(Records contained in a dataset)
*** Block opens ***

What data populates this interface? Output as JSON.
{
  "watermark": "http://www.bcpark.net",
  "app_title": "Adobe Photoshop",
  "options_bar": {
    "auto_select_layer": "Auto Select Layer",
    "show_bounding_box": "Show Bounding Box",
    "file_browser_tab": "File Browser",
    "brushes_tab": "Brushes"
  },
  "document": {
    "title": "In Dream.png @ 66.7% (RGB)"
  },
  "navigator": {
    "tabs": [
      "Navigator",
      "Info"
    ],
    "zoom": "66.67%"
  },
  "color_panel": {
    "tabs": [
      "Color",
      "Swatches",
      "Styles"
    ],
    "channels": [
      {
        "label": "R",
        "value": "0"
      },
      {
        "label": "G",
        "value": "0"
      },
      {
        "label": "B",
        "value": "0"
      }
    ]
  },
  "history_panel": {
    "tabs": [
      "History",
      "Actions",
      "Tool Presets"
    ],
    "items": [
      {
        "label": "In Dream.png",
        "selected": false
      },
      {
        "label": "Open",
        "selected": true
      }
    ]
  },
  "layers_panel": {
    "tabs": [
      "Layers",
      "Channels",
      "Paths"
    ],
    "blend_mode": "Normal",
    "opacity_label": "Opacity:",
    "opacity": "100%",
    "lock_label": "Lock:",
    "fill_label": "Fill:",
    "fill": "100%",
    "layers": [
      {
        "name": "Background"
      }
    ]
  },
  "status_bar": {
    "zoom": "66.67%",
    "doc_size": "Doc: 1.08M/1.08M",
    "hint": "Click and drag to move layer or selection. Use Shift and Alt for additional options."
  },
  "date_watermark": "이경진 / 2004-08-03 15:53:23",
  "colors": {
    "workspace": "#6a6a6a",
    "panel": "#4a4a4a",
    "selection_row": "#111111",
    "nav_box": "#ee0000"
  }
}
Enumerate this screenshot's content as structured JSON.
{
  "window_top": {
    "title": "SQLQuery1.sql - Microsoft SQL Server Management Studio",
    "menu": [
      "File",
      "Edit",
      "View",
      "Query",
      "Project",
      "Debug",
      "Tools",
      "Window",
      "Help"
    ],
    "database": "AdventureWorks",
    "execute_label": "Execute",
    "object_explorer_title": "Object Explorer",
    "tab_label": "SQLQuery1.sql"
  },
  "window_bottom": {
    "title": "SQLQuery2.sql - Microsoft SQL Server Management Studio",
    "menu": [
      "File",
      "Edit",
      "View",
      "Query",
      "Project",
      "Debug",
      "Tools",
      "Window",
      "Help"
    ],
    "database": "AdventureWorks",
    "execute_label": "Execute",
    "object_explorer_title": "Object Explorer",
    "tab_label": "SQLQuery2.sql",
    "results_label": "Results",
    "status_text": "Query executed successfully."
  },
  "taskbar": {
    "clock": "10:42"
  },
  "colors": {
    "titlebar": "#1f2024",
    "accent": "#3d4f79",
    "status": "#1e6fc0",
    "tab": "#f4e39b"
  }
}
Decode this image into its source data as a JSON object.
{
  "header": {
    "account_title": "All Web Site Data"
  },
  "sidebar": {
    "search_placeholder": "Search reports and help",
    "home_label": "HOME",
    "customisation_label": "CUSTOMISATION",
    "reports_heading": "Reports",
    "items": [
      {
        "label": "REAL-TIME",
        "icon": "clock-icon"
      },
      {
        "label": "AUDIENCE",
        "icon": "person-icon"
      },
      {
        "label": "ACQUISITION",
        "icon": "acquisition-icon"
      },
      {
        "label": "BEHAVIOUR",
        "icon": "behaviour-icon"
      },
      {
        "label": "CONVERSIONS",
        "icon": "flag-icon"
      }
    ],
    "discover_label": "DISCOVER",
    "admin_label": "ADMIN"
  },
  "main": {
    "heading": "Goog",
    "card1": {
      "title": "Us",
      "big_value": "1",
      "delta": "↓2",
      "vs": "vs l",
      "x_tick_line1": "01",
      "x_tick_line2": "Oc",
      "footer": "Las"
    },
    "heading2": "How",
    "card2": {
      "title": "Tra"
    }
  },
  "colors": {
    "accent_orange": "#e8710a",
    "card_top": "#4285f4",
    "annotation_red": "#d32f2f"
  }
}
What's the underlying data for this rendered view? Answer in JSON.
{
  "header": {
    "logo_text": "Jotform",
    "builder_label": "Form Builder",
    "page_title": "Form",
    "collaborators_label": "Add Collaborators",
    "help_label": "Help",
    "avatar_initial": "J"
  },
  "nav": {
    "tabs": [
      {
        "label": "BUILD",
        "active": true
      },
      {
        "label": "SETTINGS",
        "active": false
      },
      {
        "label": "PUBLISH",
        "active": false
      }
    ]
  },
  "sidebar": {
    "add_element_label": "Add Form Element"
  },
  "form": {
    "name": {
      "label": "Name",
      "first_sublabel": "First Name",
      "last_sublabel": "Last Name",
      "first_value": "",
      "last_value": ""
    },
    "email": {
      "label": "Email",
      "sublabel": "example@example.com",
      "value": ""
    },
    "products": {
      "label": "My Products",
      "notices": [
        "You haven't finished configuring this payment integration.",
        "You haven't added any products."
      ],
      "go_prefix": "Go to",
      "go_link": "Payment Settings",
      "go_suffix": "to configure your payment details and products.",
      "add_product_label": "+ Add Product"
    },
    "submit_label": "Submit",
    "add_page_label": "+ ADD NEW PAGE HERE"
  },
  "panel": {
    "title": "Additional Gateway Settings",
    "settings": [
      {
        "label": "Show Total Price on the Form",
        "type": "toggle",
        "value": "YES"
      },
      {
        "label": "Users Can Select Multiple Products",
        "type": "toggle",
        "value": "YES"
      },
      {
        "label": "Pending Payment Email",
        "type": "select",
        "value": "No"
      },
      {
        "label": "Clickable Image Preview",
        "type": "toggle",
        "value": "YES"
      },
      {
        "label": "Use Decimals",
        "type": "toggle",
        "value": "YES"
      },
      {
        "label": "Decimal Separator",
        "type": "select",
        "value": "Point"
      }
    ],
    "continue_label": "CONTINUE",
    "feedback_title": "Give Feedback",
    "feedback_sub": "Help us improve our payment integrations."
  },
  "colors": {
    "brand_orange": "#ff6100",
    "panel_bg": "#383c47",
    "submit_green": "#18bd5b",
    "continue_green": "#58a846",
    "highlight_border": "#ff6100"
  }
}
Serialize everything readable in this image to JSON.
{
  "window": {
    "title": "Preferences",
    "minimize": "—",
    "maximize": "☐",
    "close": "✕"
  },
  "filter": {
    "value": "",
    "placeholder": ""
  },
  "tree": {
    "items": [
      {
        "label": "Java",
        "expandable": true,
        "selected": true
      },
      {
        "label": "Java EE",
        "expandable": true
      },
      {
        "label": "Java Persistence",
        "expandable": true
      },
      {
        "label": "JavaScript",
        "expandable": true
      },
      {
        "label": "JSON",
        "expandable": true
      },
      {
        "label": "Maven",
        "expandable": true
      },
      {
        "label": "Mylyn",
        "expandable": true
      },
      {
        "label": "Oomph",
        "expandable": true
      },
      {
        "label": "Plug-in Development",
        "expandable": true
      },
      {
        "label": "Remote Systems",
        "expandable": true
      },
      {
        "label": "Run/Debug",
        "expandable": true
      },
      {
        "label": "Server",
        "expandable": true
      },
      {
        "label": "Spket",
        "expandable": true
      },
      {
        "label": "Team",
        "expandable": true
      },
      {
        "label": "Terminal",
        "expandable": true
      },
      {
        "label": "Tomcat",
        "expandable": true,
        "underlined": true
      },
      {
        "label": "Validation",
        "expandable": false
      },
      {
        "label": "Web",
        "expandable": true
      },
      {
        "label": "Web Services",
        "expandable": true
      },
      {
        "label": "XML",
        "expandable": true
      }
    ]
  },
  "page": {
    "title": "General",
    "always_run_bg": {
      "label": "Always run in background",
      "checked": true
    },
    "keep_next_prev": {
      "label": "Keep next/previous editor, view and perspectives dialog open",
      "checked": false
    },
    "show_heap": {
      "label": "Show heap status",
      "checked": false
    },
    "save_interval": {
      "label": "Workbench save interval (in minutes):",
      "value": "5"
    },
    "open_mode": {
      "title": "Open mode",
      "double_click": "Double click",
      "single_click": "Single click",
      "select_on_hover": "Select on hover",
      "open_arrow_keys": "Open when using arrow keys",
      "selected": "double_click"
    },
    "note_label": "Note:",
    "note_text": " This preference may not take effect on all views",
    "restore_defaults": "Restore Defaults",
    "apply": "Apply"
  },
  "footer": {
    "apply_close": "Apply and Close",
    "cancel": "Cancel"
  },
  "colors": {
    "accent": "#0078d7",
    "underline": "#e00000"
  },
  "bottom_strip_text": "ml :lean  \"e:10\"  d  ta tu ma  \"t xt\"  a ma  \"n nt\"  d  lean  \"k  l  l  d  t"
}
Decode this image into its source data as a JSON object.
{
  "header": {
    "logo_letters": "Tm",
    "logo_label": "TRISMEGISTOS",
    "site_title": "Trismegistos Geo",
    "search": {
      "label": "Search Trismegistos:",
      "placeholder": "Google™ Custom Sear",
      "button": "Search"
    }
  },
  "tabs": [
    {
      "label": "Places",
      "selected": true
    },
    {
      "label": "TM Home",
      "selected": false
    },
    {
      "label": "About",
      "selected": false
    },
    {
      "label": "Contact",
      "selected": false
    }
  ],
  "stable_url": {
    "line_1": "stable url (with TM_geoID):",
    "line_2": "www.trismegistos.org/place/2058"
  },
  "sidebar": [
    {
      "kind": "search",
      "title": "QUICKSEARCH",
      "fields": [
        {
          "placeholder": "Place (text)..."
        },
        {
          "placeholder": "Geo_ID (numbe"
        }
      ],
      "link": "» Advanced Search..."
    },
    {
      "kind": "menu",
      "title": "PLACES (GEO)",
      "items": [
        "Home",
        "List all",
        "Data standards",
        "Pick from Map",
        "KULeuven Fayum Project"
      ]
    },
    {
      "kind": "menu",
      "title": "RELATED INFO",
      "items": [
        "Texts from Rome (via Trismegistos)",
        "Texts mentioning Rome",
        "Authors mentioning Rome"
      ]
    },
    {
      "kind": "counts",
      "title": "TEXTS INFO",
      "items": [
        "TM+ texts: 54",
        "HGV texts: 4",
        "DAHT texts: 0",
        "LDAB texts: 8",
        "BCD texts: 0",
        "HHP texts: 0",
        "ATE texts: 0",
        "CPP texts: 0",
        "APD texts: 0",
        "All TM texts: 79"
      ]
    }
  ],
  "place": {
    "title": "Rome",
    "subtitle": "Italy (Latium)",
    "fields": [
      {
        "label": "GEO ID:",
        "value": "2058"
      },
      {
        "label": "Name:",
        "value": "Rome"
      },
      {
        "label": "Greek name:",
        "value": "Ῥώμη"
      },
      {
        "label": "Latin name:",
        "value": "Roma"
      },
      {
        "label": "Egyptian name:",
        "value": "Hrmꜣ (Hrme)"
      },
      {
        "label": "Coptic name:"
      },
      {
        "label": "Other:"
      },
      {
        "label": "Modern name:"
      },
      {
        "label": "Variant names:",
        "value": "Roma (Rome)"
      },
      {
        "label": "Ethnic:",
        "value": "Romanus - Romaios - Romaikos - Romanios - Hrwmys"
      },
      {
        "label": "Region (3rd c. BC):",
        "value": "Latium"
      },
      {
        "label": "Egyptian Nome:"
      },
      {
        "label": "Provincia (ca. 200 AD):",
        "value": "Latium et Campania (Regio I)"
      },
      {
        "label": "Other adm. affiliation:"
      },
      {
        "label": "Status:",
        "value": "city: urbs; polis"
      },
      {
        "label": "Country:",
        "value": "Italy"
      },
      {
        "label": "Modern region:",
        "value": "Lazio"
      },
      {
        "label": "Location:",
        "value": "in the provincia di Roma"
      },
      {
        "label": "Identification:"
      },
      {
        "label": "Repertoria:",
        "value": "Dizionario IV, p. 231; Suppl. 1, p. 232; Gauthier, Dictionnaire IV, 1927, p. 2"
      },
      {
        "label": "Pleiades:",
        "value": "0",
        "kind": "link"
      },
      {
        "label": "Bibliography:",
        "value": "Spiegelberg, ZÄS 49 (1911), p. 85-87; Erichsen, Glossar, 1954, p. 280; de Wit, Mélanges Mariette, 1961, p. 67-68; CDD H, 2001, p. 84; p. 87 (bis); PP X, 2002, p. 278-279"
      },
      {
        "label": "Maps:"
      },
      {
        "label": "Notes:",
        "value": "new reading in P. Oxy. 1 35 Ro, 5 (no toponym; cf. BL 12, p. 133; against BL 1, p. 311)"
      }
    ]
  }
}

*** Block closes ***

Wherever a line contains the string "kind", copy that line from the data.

OUTPUT:
      "kind": "search",
      "kind": "menu",
      "kind": "menu",
      "kind": "counts",
        "kind": "link"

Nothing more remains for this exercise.